Safety, security, and convenience aside, I’m an absolute nerd when it comes to diagnostics. I want to know everything there is to know about my car and I want to know it now, especially if that car is 1,500 km away with someone else and I feel like spying a bit. Fortunately, when I drove a Volt during the latter half of winter, I downloaded the RemoteLink app to my Android phone and saved the credentials. I apologize in advance to whomever I’m spying on.

Exploring RemoteLink

Most vehicles with OnStar support the functionality provided by RemoteLink. But, with the Chevrolet Volt, you get some additional features due to its electrified nature.

When you first launch the app (and after you do the initial login rigmarole), you are presented with the ‘Dashboard’. It consists of four pages – electric charge status, fuel level and oil life, tire pressure, and OnStar status.

The electric status page is the focal point of the app, though not the part that provides the most functionality. It shows exactly what you would expect. A battery graphic displays the current charge level, the car’s potential range at its current charge level, and – if the car is plugged in –when the car will be fully charged.
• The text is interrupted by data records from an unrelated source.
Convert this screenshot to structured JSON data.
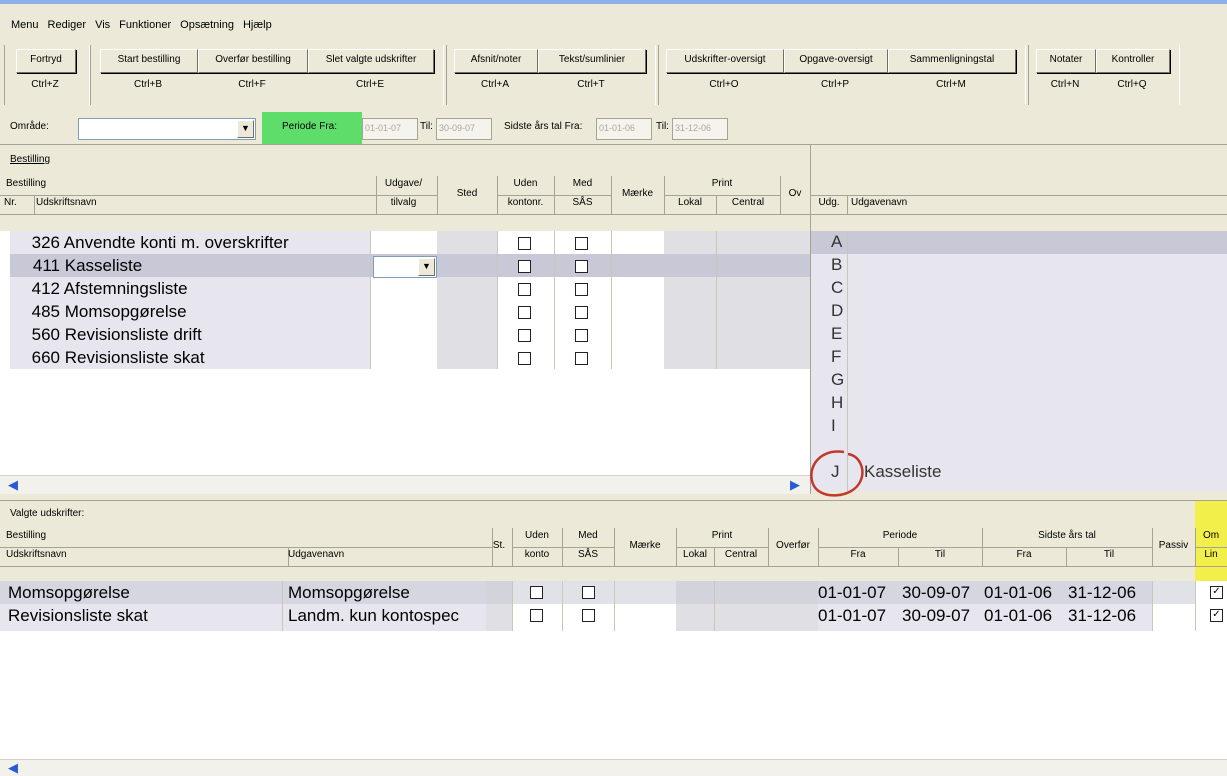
{
  "menu": [
    "Menu",
    "Rediger",
    "Vis",
    "Funktioner",
    "Opsætning",
    "Hjælp"
  ],
  "toolbar": {
    "buttons": [
      {
        "label": "Fortryd",
        "shortcut": "Ctrl+Z"
      },
      {
        "label": "Start bestilling",
        "shortcut": "Ctrl+B"
      },
      {
        "label": "Overfør bestilling",
        "shortcut": "Ctrl+F"
      },
      {
        "label": "Slet valgte udskrifter",
        "shortcut": "Ctrl+E"
      },
      {
        "label": "Afsnit/noter",
        "shortcut": "Ctrl+A"
      },
      {
        "label": "Tekst/sumlinier",
        "shortcut": "Ctrl+T"
      },
      {
        "label": "Udskrifter-oversigt",
        "shortcut": "Ctrl+O"
      },
      {
        "label": "Opgave-oversigt",
        "shortcut": "Ctrl+P"
      },
      {
        "label": "Sammenligningstal",
        "shortcut": "Ctrl+M"
      },
      {
        "label": "Notater",
        "shortcut": "Ctrl+N"
      },
      {
        "label": "Kontroller",
        "shortcut": "Ctrl+Q"
      }
    ]
  },
  "filter": {
    "omraade_label": "Område:",
    "omraade_value": "",
    "periode_fra_label": "Periode Fra:",
    "periode_fra": "01-01-07",
    "til_label": "Til:",
    "periode_til": "30-09-07",
    "sidste_label": "Sidste års tal Fra:",
    "sidste_fra": "01-01-06",
    "sidste_til_label": "Til:",
    "sidste_til": "31-12-06"
  },
  "upper": {
    "section_label": "Bestilling",
    "headers": {
      "bestilling": "Bestilling",
      "udgave": "Udgave/",
      "tilvalg": "tilvalg",
      "sted": "Sted",
      "uden": "Uden",
      "kontonr": "kontonr.",
      "med": "Med",
      "saas": "SÅS",
      "maerke": "Mærke",
      "print": "Print",
      "lokal": "Lokal",
      "central": "Central",
      "ov": "Ov",
      "nr": "Nr.",
      "udskriftsnavn": "Udskriftsnavn"
    },
    "rows": [
      {
        "nr": "326",
        "name": "Anvendte konti m. overskrifter"
      },
      {
        "nr": "411",
        "name": "Kasseliste"
      },
      {
        "nr": "412",
        "name": "Afstemningsliste"
      },
      {
        "nr": "485",
        "name": "Momsopgørelse"
      },
      {
        "nr": "560",
        "name": "Revisionsliste drift"
      },
      {
        "nr": "660",
        "name": "Revisionsliste skat"
      }
    ]
  },
  "right": {
    "headers": {
      "udg": "Udg.",
      "udgavenavn": "Udgavenavn"
    },
    "rows": [
      {
        "udg": "A",
        "name": ""
      },
      {
        "udg": "B",
        "name": ""
      },
      {
        "udg": "C",
        "name": ""
      },
      {
        "udg": "D",
        "name": ""
      },
      {
        "udg": "E",
        "name": ""
      },
      {
        "udg": "F",
        "name": ""
      },
      {
        "udg": "G",
        "name": ""
      },
      {
        "udg": "H",
        "name": ""
      },
      {
        "udg": "I",
        "name": ""
      },
      {
        "udg": "J",
        "name": "Kasseliste"
      }
    ]
  },
  "lower": {
    "section_label": "Valgte udskrifter:",
    "headers": {
      "bestilling": "Bestilling",
      "st": "St.",
      "uden": "Uden",
      "konto": "konto",
      "med": "Med",
      "saas": "SÅS",
      "maerke": "Mærke",
      "print": "Print",
      "lokal": "Lokal",
      "central": "Central",
      "overfoer": "Overfør",
      "periode": "Periode",
      "fra": "Fra",
      "til": "Til",
      "sidste": "Sidste års tal",
      "fra2": "Fra",
      "til2": "Til",
      "passiv": "Passiv",
      "om": "Om",
      "lin": "Lin",
      "udskriftsnavn": "Udskriftsnavn",
      "udgavenavn": "Udgavenavn"
    },
    "rows": [
      {
        "name": "Momsopgørelse",
        "udgave": "Momsopgørelse",
        "p_fra": "01-01-07",
        "p_til": "30-09-07",
        "s_fra": "01-01-06",
        "s_til": "31-12-06"
      },
      {
        "name": "Revisionsliste skat",
        "udgave": "Landm. kun kontospec",
        "p_fra": "01-01-07",
        "p_til": "30-09-07",
        "s_fra": "01-01-06",
        "s_til": "31-12-06"
      }
    ]
  },
  "colors": {
    "green_highlight": "#5fdd6a",
    "yellow_highlight": "#f2ef4a",
    "selection": "#c9c8d6",
    "annotation_circle": "#c0392b"
  }
}
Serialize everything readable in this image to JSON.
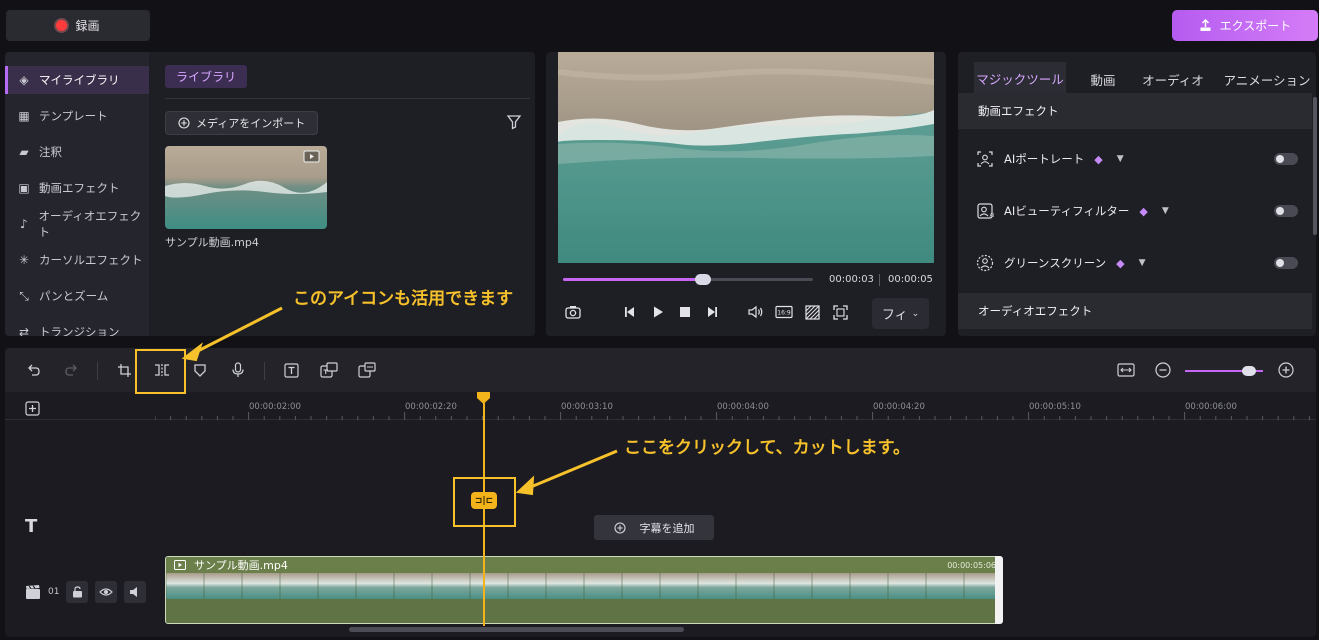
{
  "header": {
    "record_label": "録画",
    "export_label": "エクスポート"
  },
  "sidebar": {
    "items": [
      {
        "label": "マイライブラリ",
        "icon": "layers-icon"
      },
      {
        "label": "テンプレート",
        "icon": "template-icon"
      },
      {
        "label": "注釈",
        "icon": "comment-icon"
      },
      {
        "label": "動画エフェクト",
        "icon": "video-effect-icon"
      },
      {
        "label": "オーディオエフェクト",
        "icon": "music-note-icon"
      },
      {
        "label": "カーソルエフェクト",
        "icon": "cursor-icon"
      },
      {
        "label": "パンとズーム",
        "icon": "pan-zoom-icon"
      },
      {
        "label": "トランジション",
        "icon": "transition-icon"
      }
    ]
  },
  "library": {
    "tab_label": "ライブラリ",
    "import_label": "メディアをインポート",
    "media": [
      {
        "name": "サンプル動画.mp4"
      }
    ]
  },
  "preview": {
    "current_time": "00:00:03",
    "total_time": "00:00:05",
    "progress": 0.56,
    "fit_label": "フィ"
  },
  "right_panel": {
    "tabs": [
      "マジックツール",
      "動画",
      "オーディオ",
      "アニメーション"
    ],
    "video_effects_header": "動画エフェクト",
    "effects": [
      {
        "label": "AIポートレート",
        "enabled": false
      },
      {
        "label": "AIビューティフィルター",
        "enabled": false
      },
      {
        "label": "グリーンスクリーン",
        "enabled": false
      }
    ],
    "audio_effects_header": "オーディオエフェクト"
  },
  "timeline": {
    "ruler_ticks": [
      "00:00:02:00",
      "00:00:02:20",
      "00:00:03:10",
      "00:00:04:00",
      "00:00:04:20",
      "00:00:05:10",
      "00:00:06:00"
    ],
    "add_subtitle_label": "字幕を追加",
    "track_number": "01",
    "clip_name": "サンプル動画.mp4",
    "clip_duration": "00:00:05:06",
    "split_chip_label": "⊐|⊏"
  },
  "annotations": {
    "toolbar_note": "このアイコンも活用できます",
    "playhead_note": "ここをクリックして、カットします。"
  },
  "colors": {
    "accent": "#b56cf5",
    "annotation": "#f6c12a",
    "playhead": "#f2b31b",
    "clip": "#5f7344"
  }
}
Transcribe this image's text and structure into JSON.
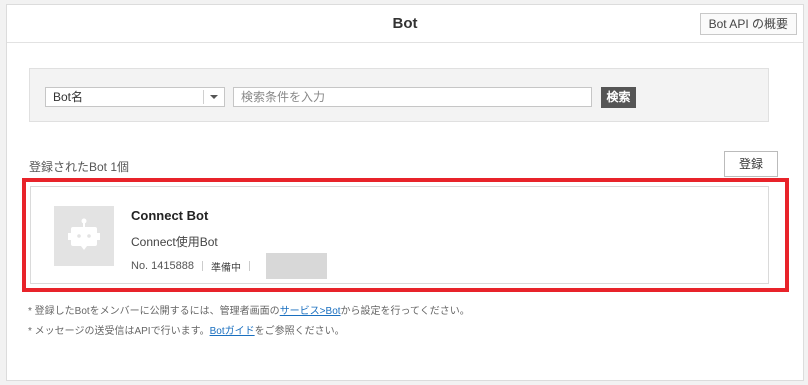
{
  "header": {
    "title": "Bot",
    "api_button_label": "Bot API の概要"
  },
  "search": {
    "select_value": "Bot名",
    "placeholder": "検索条件を入力",
    "button_label": "検索"
  },
  "list": {
    "count_text": "登録されたBot 1個",
    "register_label": "登録"
  },
  "bot": {
    "name": "Connect Bot",
    "description": "Connect使用Bot",
    "number": "No. 1415888",
    "status": "準備中"
  },
  "notes": {
    "line1_prefix": "* 登録したBotをメンバーに公開するには、管理者画面の",
    "line1_link": "サービス>Bot",
    "line1_suffix": "から設定を行ってください。",
    "line2_prefix": "* メッセージの送受信はAPIで行います。",
    "line2_link": "Botガイド",
    "line2_suffix": "をご参照ください。"
  },
  "colors": {
    "highlight": "#e8232a",
    "link": "#1a6fbf",
    "search_button": "#555555"
  },
  "icons": {
    "avatar": "robot-icon",
    "select_caret": "chevron-down-icon"
  }
}
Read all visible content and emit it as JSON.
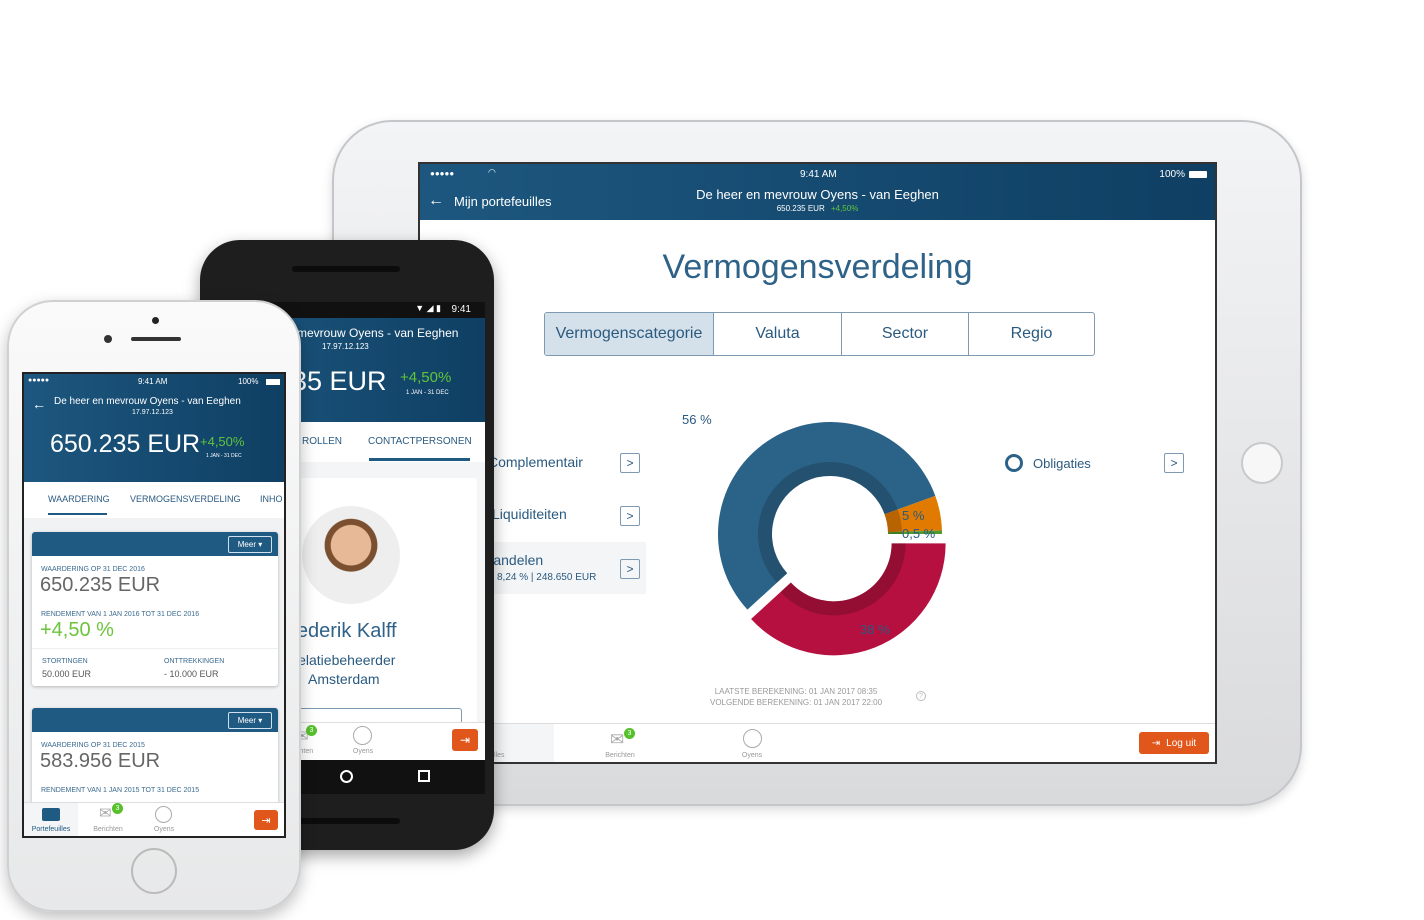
{
  "ipad": {
    "status": {
      "time": "9:41 AM",
      "battery": "100%",
      "signal": "●●●●●"
    },
    "back_label": "Mijn portefeuilles",
    "client_name": "De heer en mevrouw Oyens - van Eeghen",
    "total": "650.235 EUR",
    "change": "+4,50%",
    "title": "Vermogensverdeling",
    "tabs": [
      "Vermogenscategorie",
      "Valuta",
      "Sector",
      "Regio"
    ],
    "categories": [
      {
        "label": "Complementair"
      },
      {
        "label": "Liquiditeiten"
      },
      {
        "label": "Aandelen",
        "detail": "8,24 % | 248.650 EUR"
      }
    ],
    "legend_item": "Obligaties",
    "footer": [
      "LAATSTE BEREKENING: 01 JAN 2017 08:35",
      "VOLGENDE BEREKENING: 01 JAN 2017 22:00"
    ],
    "nav": [
      "lles",
      "Berichten",
      "Oyens"
    ],
    "badge": "3",
    "logout": "Log uit"
  },
  "chart_data": {
    "type": "pie",
    "variant": "donut",
    "slices": [
      {
        "label": "38 %",
        "value": 38,
        "color": "#b5103f",
        "exploded": true
      },
      {
        "label": "56 %",
        "value": 56,
        "color": "#2b6388"
      },
      {
        "label": "5 %",
        "value": 5,
        "color": "#e07a00"
      },
      {
        "label": "0,5 %",
        "value": 0.5,
        "color": "#4e9a2e"
      }
    ]
  },
  "android": {
    "time": "9:41",
    "client_name": "mevrouw Oyens - van Eeghen",
    "account": "17.97.12.123",
    "total": "35 EUR",
    "change": "+4,50%",
    "period": "1 JAN - 31 DEC",
    "tabs": [
      "ROLLEN",
      "CONTACTPERSONEN"
    ],
    "contact_name": "Frederik Kalff",
    "contact_role": "Relatiebeheerder",
    "contact_city": "Amsterdam",
    "nav": [
      "chten",
      "Oyens"
    ],
    "badge": "3"
  },
  "iphone": {
    "status": {
      "signal": "●●●●●",
      "time": "9:41 AM",
      "battery": "100%"
    },
    "client_name": "De heer en mevrouw Oyens - van Eeghen",
    "account": "17.97.12.123",
    "total": "650.235 EUR",
    "change": "+4,50%",
    "period": "1 JAN - 31 DEC",
    "tabs": [
      "WAARDERING",
      "VERMOGENSVERDELING",
      "INHO"
    ],
    "cards": [
      {
        "meer": "Meer",
        "val_label": "WAARDERING OP 31 DEC 2016",
        "value": "650.235 EUR",
        "rend_label": "RENDEMENT VAN 1 JAN 2016 TOT 31 DEC 2016",
        "rend": "+4,50 %",
        "stort_label": "STORTINGEN",
        "stort": "50.000 EUR",
        "ont_label": "ONTTREKKINGEN",
        "ont": "- 10.000 EUR"
      },
      {
        "meer": "Meer",
        "val_label": "WAARDERING OP 31 DEC 2015",
        "value": "583.956 EUR",
        "rend_label": "RENDEMENT VAN 1 JAN 2015 TOT 31 DEC 2015"
      }
    ],
    "nav": [
      "Portefeuilles",
      "Berichten",
      "Oyens"
    ],
    "badge": "3"
  }
}
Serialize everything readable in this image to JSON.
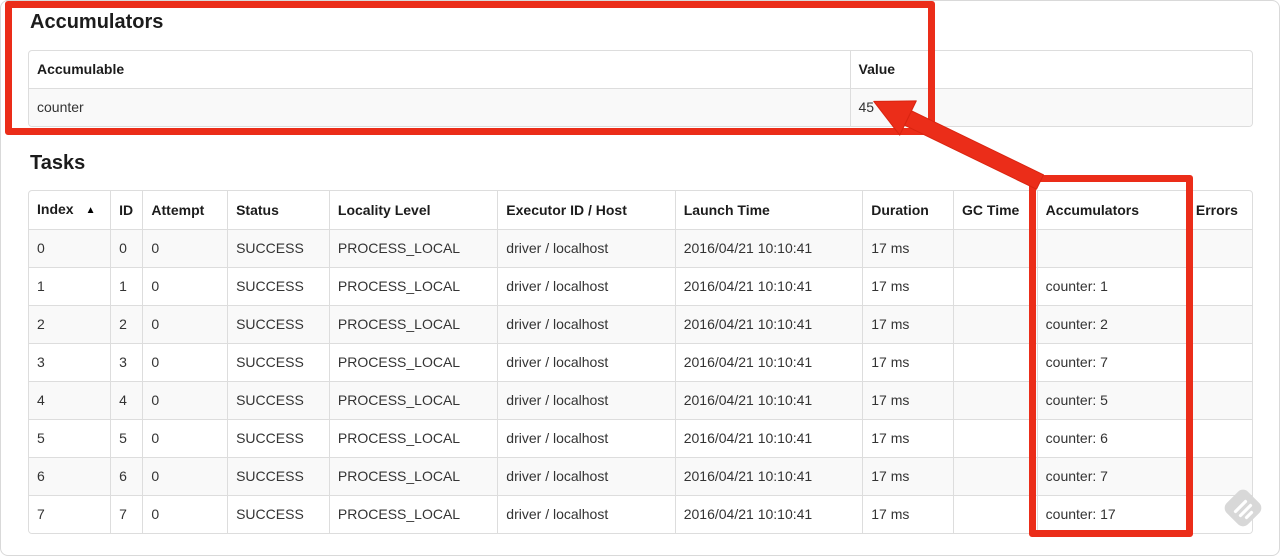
{
  "colors": {
    "annotation_red": "#eb2d19",
    "row_stripe": "#f9f9f9",
    "table_border": "#dddddd",
    "text": "#333333"
  },
  "accumulators_section": {
    "title": "Accumulators",
    "table": {
      "headers": [
        "Accumulable",
        "Value"
      ],
      "rows": [
        [
          "counter",
          "45"
        ]
      ]
    }
  },
  "tasks_section": {
    "title": "Tasks",
    "sort_icon": "▲",
    "table": {
      "headers": [
        "Index",
        "ID",
        "Attempt",
        "Status",
        "Locality Level",
        "Executor ID / Host",
        "Launch Time",
        "Duration",
        "GC Time",
        "Accumulators",
        "Errors"
      ],
      "rows": [
        [
          "0",
          "0",
          "0",
          "SUCCESS",
          "PROCESS_LOCAL",
          "driver / localhost",
          "2016/04/21 10:10:41",
          "17 ms",
          "",
          "",
          ""
        ],
        [
          "1",
          "1",
          "0",
          "SUCCESS",
          "PROCESS_LOCAL",
          "driver / localhost",
          "2016/04/21 10:10:41",
          "17 ms",
          "",
          "counter: 1",
          ""
        ],
        [
          "2",
          "2",
          "0",
          "SUCCESS",
          "PROCESS_LOCAL",
          "driver / localhost",
          "2016/04/21 10:10:41",
          "17 ms",
          "",
          "counter: 2",
          ""
        ],
        [
          "3",
          "3",
          "0",
          "SUCCESS",
          "PROCESS_LOCAL",
          "driver / localhost",
          "2016/04/21 10:10:41",
          "17 ms",
          "",
          "counter: 7",
          ""
        ],
        [
          "4",
          "4",
          "0",
          "SUCCESS",
          "PROCESS_LOCAL",
          "driver / localhost",
          "2016/04/21 10:10:41",
          "17 ms",
          "",
          "counter: 5",
          ""
        ],
        [
          "5",
          "5",
          "0",
          "SUCCESS",
          "PROCESS_LOCAL",
          "driver / localhost",
          "2016/04/21 10:10:41",
          "17 ms",
          "",
          "counter: 6",
          ""
        ],
        [
          "6",
          "6",
          "0",
          "SUCCESS",
          "PROCESS_LOCAL",
          "driver / localhost",
          "2016/04/21 10:10:41",
          "17 ms",
          "",
          "counter: 7",
          ""
        ],
        [
          "7",
          "7",
          "0",
          "SUCCESS",
          "PROCESS_LOCAL",
          "driver / localhost",
          "2016/04/21 10:10:41",
          "17 ms",
          "",
          "counter: 17",
          ""
        ]
      ]
    }
  }
}
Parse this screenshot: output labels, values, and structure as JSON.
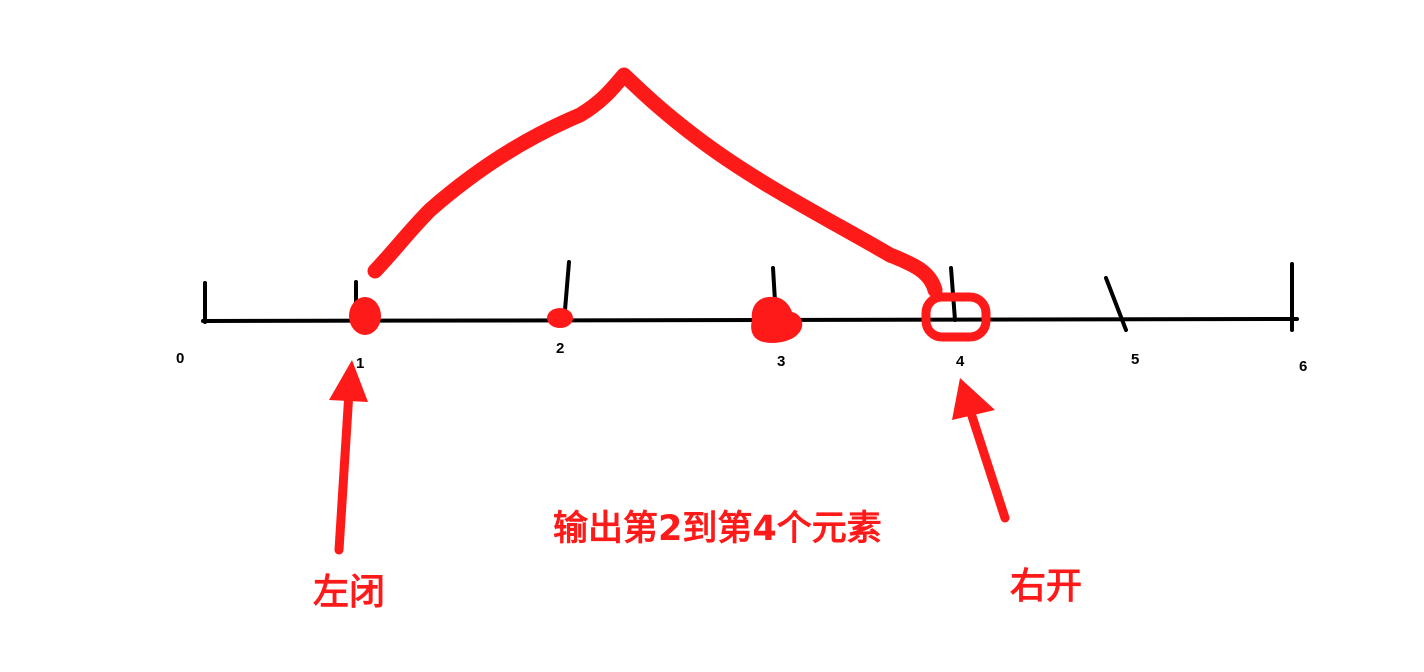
{
  "colors": {
    "ink": "#000000",
    "marker": "#ff1a1a",
    "background": "#ffffff"
  },
  "number_line": {
    "tick_labels": [
      "0",
      "1",
      "2",
      "3",
      "4",
      "5",
      "6"
    ]
  },
  "annotations": {
    "left_label": "左闭",
    "right_label": "右开",
    "caption": "输出第2到第4个元素"
  }
}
If anything, this can be used to tell you when you should be able to unplug the car if you have a fear of chargers catching fire during use.

Fuel status, again, is exactly what you’d expect; a fuel gauge, fuel range, and a bonus “oil life remaining” icon.

The next page, which displays tire pressure, would be an excellent feature if it were live when the car isn’t running. Instead, it only shows data collected during the last drive, which makes it somewhat useless even if it is cool to look at.

However, the OnStar status page is actually useful, showing three very important pieces of information. Each OnStar system activated is given a phone number. It relies on the terrestrial cellular network, so this shouldn’t come as a surprise. But, this number is quite hard to find, especially for OnStar cars without some kind of infotainment screen installed. This page also gives you the lowdown on your remaining OnStar pre-paid minutes (which are brutally expensive, anywhere between 39¢ and 60¢ per minute, depending on how many you purchase) and the date your subscription is set to expire. Good information to have if you plan on maintaining the service.

[Note: See that pre-paid minute pricing information above? I got that by calling OnStar. The person on the other end of the line, no matter how many times I told her I didn’t actually own a GM vehicle nor did I have an OnStar account, wanted my last name to “look up the account.” After about 15 minutes of trying to persuade the operator there are people who write about cars for a living, she finally relented and gave me the pricing info. Common sense is a finite resource, folks.]




About Mark Stevenson

Mark Stevenson is a former IT professional turned freelance automotive writer and news editor for Autos.ca. He's a member of the Automobile Journalists Association of Canada and former member of the Texas Automotive Writers Association (TAWA). Mark spends an inordinate amount of time on motorcycles and resides in Dartmouth, Nova Scotia with his two dogs - Nismo and Maloo. You can find him on Twitter and Facebook.